Looking back at this day in 1493 the Portuguese-born discoverer Christopher Columbus mistook manatees for mermaids when he sailed near the Dominican Republic. He reports seeing three “mermaids” and describes them as “not half as beautiful as they are painted.” In the history of the discovery of new lands, there can be seen a pattern … More Early Modern Discovery
Today I would like to write about the end of the Fourth Crusade and the beginning of the Latin Empire. The Latin Empire began with the end of the Fourth Crusade in 1204, or rather was a direct result of it. The end of the Fourth Crusade saw several Byzantine Emperors; Alexius III, Alexius IV, … More The Many Emperors in Constantinople – The Conclusion of the Fourth Crusade and the Latin Empire

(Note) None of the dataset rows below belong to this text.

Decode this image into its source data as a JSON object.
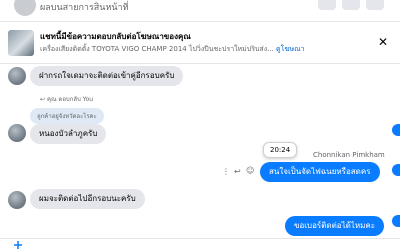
{
  "header": {
    "title": "ผลบนสายการสินหน้าที่"
  },
  "banner": {
    "title": "แชทนี้มีข้อความตอบกลับต่อโฆษณาของคุณ",
    "subtitle": "เครื่องเสียงติดตั้ง TOYOTA VIGO CHAMP 2014 ไปวิ่งปีนชะปราใหม่ปริบส่ง...",
    "link": "ดูโฆษณา"
  },
  "messages": [
    {
      "text": "ฝากรถใจเดมาจะติดต่อเข้าคู่อีกรอบครับ"
    },
    {
      "reply_meta": "คุณ ตอบกลับ You",
      "reply_quote": "ลูกค้าอยู่จังหวัดอะไรคะ",
      "text": "หนองบัวลำภูครับ"
    },
    {
      "time_tooltip": "20:24",
      "sender": "Chonnikan Pimkham",
      "text": "สนใจเป็นจัดไฟฉนยหรือสดคร"
    },
    {
      "text": "ผมจะติดต่อไปอีกรอบนะครับ"
    },
    {
      "text": "ขอเบอร์ติดต่อได้ไหมคะ"
    }
  ]
}
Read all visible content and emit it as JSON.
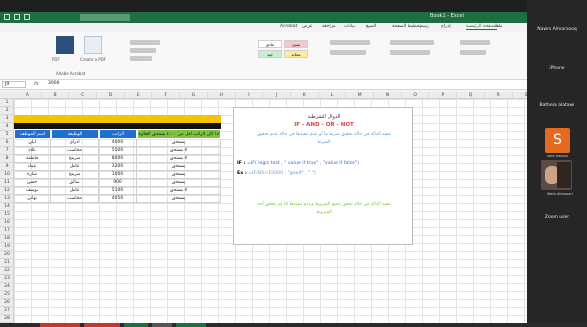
{
  "window": {
    "title": "Book1 - Excel",
    "ribbon_tabs": [
      "ملف",
      "الصفحة الرئيسية",
      "إدراج",
      "رسم",
      "تخطيط الصفحة",
      "الصيغ",
      "بيانات",
      "مراجعة",
      "عرض",
      "Acrobat"
    ],
    "active_tab_index": 1
  },
  "ribbon": {
    "group_labels": [
      "PDF",
      "Create a PDF",
      "Adobe Acrobat",
      "تنسيق شرطي",
      "تنسيق كجدول",
      "أنماط الخلايا"
    ],
    "styles": [
      {
        "label": "عادي",
        "bg": "#ffffff"
      },
      {
        "label": "سيئ",
        "bg": "#f4c7ce"
      },
      {
        "label": "جيد",
        "bg": "#c6efce"
      },
      {
        "label": "محايد",
        "bg": "#ffeb9c"
      }
    ]
  },
  "formula_bar": {
    "name_box": "J9",
    "fx": "fx",
    "formula": "3000"
  },
  "grid": {
    "columns": [
      "A",
      "B",
      "C",
      "D",
      "E",
      "F",
      "G",
      "H",
      "I",
      "J",
      "K",
      "L",
      "M",
      "N",
      "O",
      "P",
      "Q",
      "R",
      "S"
    ],
    "rows": [
      "1",
      "2",
      "3",
      "4",
      "5",
      "6",
      "7",
      "8",
      "9",
      "10",
      "11",
      "12",
      "13",
      "14",
      "15",
      "16",
      "17",
      "18",
      "19",
      "20",
      "21",
      "22",
      "23",
      "24",
      "25",
      "26",
      "27",
      "28"
    ]
  },
  "table": {
    "headers": [
      "اسم الموظف",
      "الوظيفة",
      "الراتب",
      "اذا كان الراتب اقل من ٤٠٠٠ يستحق العلاوة"
    ],
    "rows": [
      [
        "ايلي",
        "ادراي",
        "4000",
        "يستحق"
      ],
      [
        "علاء",
        "محاسب",
        "5500",
        "لا يستحق"
      ],
      [
        "فاطمة",
        "مبرمج",
        "8000",
        "لا يستحق"
      ],
      [
        "عماد",
        "عامل",
        "3200",
        "يستحق"
      ],
      [
        "سارة",
        "مبرمج",
        "1000",
        "يستحق"
      ],
      [
        "حسن",
        "سائق",
        "900",
        "يستحق"
      ],
      [
        "يوسف",
        "عامل",
        "5100",
        "لا يستحق"
      ],
      [
        "تهاني",
        "محاسب",
        "4050",
        "يستحق"
      ]
    ]
  },
  "explanation": {
    "title": "الدوال الشرطية",
    "subtitle": "IF - AND - OR - NOT",
    "desc_line1": "تنفيذ الدالة في حالة تحقيق شرط ما أو عدم تنفيذها في حالة عدم تحقيق",
    "desc_line2": "الشرط",
    "syntax_label": "IF :",
    "syntax": "=IF( logic test , \" value if true\" , \"value if false\")",
    "example_label": "Ex :",
    "example": "=IF(B5>15000 , \"good\" , \" \")",
    "and_line1": "تنفيذ الدالة في حالة تحقق جميع الشروط وعدم تنفيذها اذا لم تتحقق أحد",
    "and_line2": "الشروط"
  },
  "participants": {
    "items": [
      {
        "name": "Nawrs Almarzooq"
      },
      {
        "name": "iPhone"
      },
      {
        "name": "Batheia alatawi"
      },
      {
        "name": "Zoom user"
      }
    ],
    "speaker_initial": "S",
    "speaker_caption": "sara hassan",
    "video_caption": "Wafa Aldossari"
  },
  "colors": {
    "excel_green": "#1e6e42",
    "header_blue": "#1f6fd1",
    "header_green": "#7fc241",
    "yellow": "#f5c400",
    "speaker_orange": "#e36a1e",
    "if_red": "#d2473f"
  }
}
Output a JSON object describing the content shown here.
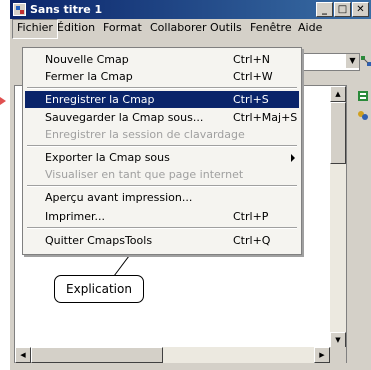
{
  "window": {
    "title": "Sans titre 1",
    "controls": {
      "minimize": "_",
      "maximize": "□",
      "close": "✕"
    }
  },
  "menubar": {
    "items": [
      "Fichier",
      "Édition",
      "Format",
      "Collaborer",
      "Outils",
      "Fenêtre",
      "Aide"
    ],
    "active_index": 0
  },
  "file_menu": {
    "items": [
      {
        "label": "Nouvelle Cmap",
        "shortcut": "Ctrl+N",
        "enabled": true
      },
      {
        "label": "Fermer la Cmap",
        "shortcut": "Ctrl+W",
        "enabled": true
      },
      {
        "label": "Enregistrer la Cmap",
        "shortcut": "Ctrl+S",
        "enabled": true,
        "highlighted": true
      },
      {
        "label": "Sauvegarder la Cmap sous...",
        "shortcut": "Ctrl+Maj+S",
        "enabled": true
      },
      {
        "label": "Enregistrer la session de clavardage",
        "shortcut": "",
        "enabled": false
      },
      {
        "label": "Exporter la Cmap sous",
        "shortcut": "",
        "enabled": true,
        "submenu": true
      },
      {
        "label": "Visualiser en tant que page internet",
        "shortcut": "",
        "enabled": false
      },
      {
        "label": "Aperçu avant impression...",
        "shortcut": "",
        "enabled": true
      },
      {
        "label": "Imprimer...",
        "shortcut": "Ctrl+P",
        "enabled": true
      },
      {
        "label": "Quitter CmapsTools",
        "shortcut": "Ctrl+Q",
        "enabled": true
      }
    ]
  },
  "canvas": {
    "concept_label": "Explication"
  },
  "colors": {
    "title_bar": "#0a246a",
    "highlight": "#0a246a",
    "chrome": "#d4d0c8"
  }
}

This post will talk about the small city of Girona in the Autonomous Community of Catalonia in Spain within the medieval period, paying particular attention to my recent visit to the city, the Cathedral and the history of Girona’s Jewish population. Girona is roughly 62 miles (22Km) north of its more famous neighbouring city, … More Girona: Travel guide, Medieval past & Sightseeing
The Black Death was a new and terrifying epidemic, which raced through several continents without any known cause. By looking at first hand accounts of the Black Death in Europe, as well as modern day perspectives, is it possible to tell whether the immediate responses to the disease can provide an explanation about the medical understanding of … More How did physicians explain the Black Death?
Today we bring you our latest interview with Dr. James Ross who is currently at the University of Winchester, bringing the later middle ages in England to the heart of the medieval history students of our home institution. He has also recently secured funding for a research project focusing on Henry VII and VIII, therefore … More Interview with Dr. James Ross (25th November, 2016 – University of Winchester)
The various rituals, practices, observances and perceptions of death in the Middle Ages are well worth discussion and debate. Death is and has been a present and fascinating concern for every civilization as it is one of the universal certainties of the human experience. This fascination is heightened however in Medieval European societies where death … More Ideas Concerning Death in Medieval Culture and Society
The term Hussar is most commonly known as the name of a certain type of light cavalry used primarily in the 18th and 19th centuries. But it is also used for a few quite different forms of cavalry in completely different periods and regions. I got to questioning where the link between them can be found, … More The Origins of Hussar Cavalry
Was Hell that prominent during early modern England? The supernatural was a subject which was wholly believed during the medieval and early modern period. God and Religion would be the people’s savior from Satan and his many demons. The modern perception of this belief would suggest that late medieval to early modern England was a … More Was the Devil important to early modern England?
Following Michael’s post earlier this week on the Early Christian Church this post will be about one of the many crusades linked to the church. The Fourth Crusade (1202-1204) is fairly notorious in its outcomes, as its original aims came to nothing. The Fourth Crusade was initially meant to attack Egypt, to disrupt the Saracen … More Treaties during the Fourth Crusade
Today we travel to a part of Spain that many people know mostly due to its touristic value: the Canary Island. However, this archipelago is the home to a usually forgotten and mysterious people – The Guanche. The are plenty of conspiracy theories as to where the Guanche came from and what was their involvement … More Guanche – The People of the Canary Islands